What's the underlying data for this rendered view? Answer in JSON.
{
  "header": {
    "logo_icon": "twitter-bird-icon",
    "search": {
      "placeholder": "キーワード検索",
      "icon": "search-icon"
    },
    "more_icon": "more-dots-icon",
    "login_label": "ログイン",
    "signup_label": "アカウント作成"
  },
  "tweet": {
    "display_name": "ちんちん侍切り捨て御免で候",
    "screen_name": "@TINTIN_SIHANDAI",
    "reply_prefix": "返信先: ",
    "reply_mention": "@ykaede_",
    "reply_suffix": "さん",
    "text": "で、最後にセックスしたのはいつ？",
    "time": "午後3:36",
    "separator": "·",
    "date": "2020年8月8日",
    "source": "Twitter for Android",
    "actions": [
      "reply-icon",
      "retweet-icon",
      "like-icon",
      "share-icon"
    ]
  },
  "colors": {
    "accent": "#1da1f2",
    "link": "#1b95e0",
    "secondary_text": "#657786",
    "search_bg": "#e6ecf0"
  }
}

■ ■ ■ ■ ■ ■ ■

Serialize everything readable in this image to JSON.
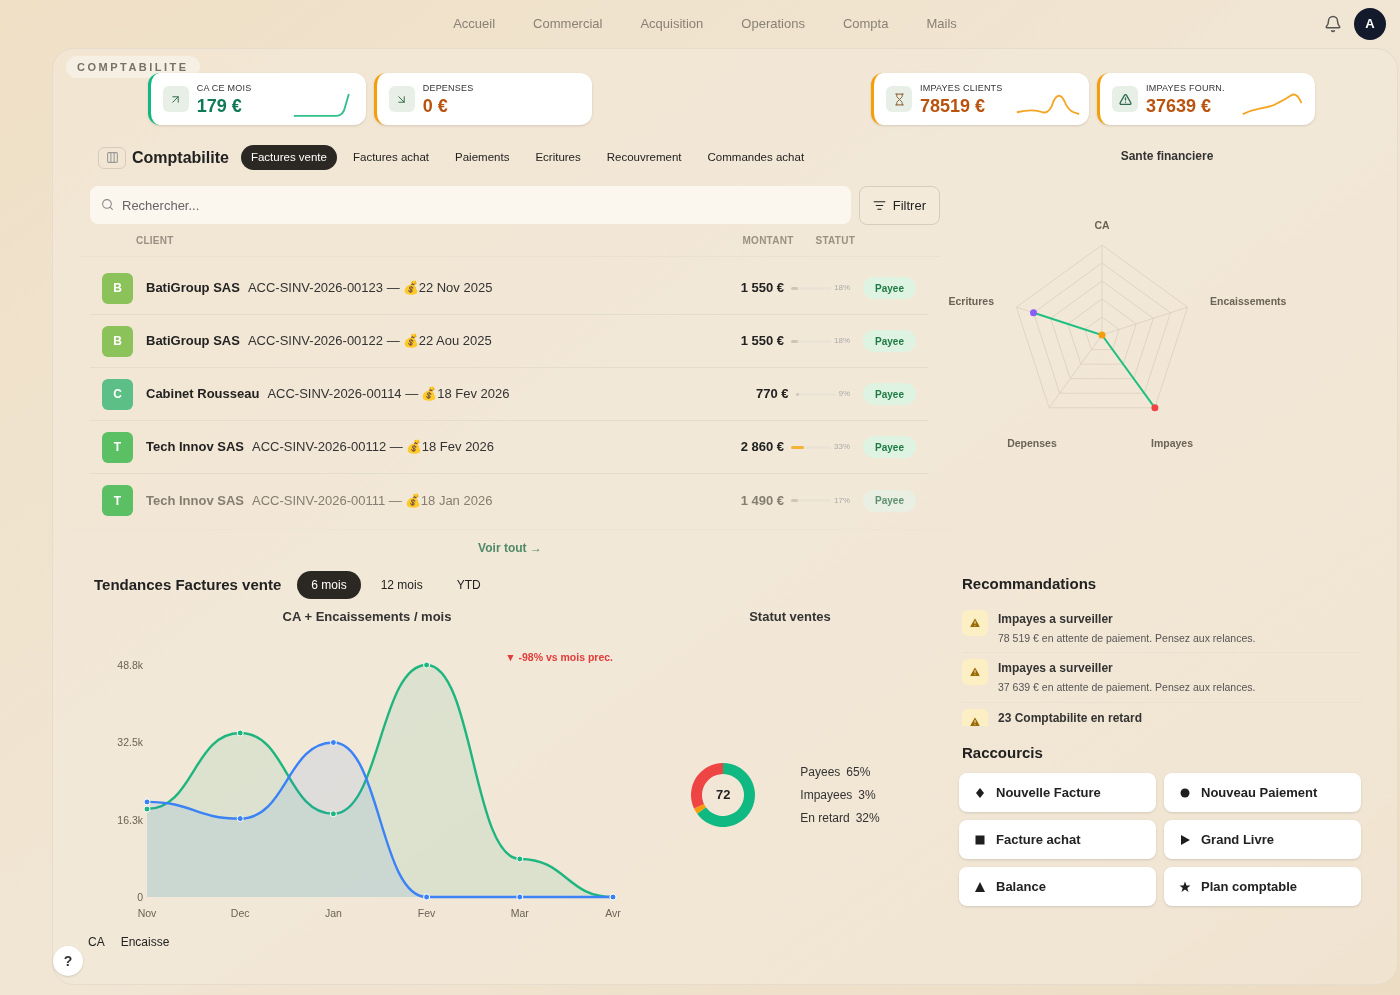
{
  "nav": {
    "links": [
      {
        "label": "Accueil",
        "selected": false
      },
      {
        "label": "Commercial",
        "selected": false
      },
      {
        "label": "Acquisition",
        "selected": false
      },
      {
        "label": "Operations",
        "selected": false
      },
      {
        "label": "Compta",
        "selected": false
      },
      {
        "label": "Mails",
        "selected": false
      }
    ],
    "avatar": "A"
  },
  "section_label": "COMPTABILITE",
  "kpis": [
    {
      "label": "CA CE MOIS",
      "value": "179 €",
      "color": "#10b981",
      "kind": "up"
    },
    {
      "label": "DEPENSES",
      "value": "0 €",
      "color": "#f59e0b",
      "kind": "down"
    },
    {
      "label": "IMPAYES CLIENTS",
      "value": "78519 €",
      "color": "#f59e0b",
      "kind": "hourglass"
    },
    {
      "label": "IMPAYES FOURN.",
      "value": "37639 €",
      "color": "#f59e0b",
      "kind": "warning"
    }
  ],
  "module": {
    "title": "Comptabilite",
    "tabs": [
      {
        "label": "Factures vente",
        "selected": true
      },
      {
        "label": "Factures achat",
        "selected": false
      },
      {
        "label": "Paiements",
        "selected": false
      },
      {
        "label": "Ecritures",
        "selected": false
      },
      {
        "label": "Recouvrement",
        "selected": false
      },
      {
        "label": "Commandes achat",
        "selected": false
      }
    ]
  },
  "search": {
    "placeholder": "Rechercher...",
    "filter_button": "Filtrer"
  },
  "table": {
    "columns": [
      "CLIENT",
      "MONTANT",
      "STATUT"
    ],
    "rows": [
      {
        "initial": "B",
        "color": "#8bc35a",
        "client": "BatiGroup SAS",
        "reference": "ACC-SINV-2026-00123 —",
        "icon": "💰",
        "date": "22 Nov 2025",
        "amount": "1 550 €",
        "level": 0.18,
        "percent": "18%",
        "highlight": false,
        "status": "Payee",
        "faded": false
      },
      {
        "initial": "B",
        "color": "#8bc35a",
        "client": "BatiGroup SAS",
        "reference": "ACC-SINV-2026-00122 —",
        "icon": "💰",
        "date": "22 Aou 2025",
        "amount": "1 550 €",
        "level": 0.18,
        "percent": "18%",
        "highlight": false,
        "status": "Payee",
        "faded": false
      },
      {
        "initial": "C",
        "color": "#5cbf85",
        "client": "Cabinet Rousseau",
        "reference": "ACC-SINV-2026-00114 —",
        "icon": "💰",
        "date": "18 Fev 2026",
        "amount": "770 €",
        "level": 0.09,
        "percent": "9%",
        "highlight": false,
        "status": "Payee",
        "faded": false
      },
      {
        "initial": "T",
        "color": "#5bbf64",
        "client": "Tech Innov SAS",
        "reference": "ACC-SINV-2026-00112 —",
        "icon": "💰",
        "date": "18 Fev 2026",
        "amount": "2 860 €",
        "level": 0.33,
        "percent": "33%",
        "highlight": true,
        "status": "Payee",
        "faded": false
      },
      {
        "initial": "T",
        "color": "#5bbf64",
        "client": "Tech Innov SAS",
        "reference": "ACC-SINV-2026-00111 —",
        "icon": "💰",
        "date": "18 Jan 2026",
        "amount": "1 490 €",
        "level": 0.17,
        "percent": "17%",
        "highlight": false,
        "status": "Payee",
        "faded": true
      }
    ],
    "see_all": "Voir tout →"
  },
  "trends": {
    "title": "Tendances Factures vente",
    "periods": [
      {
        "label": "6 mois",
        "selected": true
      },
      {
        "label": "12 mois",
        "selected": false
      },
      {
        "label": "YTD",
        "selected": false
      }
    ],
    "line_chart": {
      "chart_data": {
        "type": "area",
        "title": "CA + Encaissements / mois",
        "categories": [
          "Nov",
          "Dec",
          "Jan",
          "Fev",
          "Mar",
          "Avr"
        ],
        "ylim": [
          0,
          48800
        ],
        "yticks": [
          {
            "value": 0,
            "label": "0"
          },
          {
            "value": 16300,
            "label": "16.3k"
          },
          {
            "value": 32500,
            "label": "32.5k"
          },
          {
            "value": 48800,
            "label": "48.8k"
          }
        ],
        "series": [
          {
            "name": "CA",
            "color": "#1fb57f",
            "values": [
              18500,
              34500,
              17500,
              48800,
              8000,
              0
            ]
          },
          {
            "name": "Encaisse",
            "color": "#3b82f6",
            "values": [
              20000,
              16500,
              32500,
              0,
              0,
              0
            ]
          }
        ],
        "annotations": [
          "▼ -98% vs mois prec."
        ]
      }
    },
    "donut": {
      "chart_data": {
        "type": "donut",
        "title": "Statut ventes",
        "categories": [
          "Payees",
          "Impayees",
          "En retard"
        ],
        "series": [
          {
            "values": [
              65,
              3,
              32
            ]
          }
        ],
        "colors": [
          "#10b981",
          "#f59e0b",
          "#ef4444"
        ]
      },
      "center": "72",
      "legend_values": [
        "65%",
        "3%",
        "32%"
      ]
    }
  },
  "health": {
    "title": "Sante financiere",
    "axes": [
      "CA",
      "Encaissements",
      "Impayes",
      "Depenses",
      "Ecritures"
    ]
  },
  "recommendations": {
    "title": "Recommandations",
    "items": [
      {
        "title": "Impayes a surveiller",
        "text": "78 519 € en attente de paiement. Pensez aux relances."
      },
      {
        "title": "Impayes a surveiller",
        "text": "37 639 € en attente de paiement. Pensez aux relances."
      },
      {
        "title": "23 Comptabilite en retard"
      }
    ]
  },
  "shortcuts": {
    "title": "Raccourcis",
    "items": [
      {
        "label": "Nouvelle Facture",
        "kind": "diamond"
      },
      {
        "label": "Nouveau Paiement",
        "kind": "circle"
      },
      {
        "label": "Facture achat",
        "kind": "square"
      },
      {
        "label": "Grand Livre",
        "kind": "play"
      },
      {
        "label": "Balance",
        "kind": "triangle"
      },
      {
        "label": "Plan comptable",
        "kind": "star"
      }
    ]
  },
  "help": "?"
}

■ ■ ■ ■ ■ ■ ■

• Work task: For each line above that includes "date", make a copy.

• Written solution:
    "date": "2020年8月8日",
        "date": "22 Nov 2025",
        "date": "22 Aou 2025",
        "date": "18 Fev 2026",
        "date": "18 Fev 2026",
        "date": "18 Jan 2026",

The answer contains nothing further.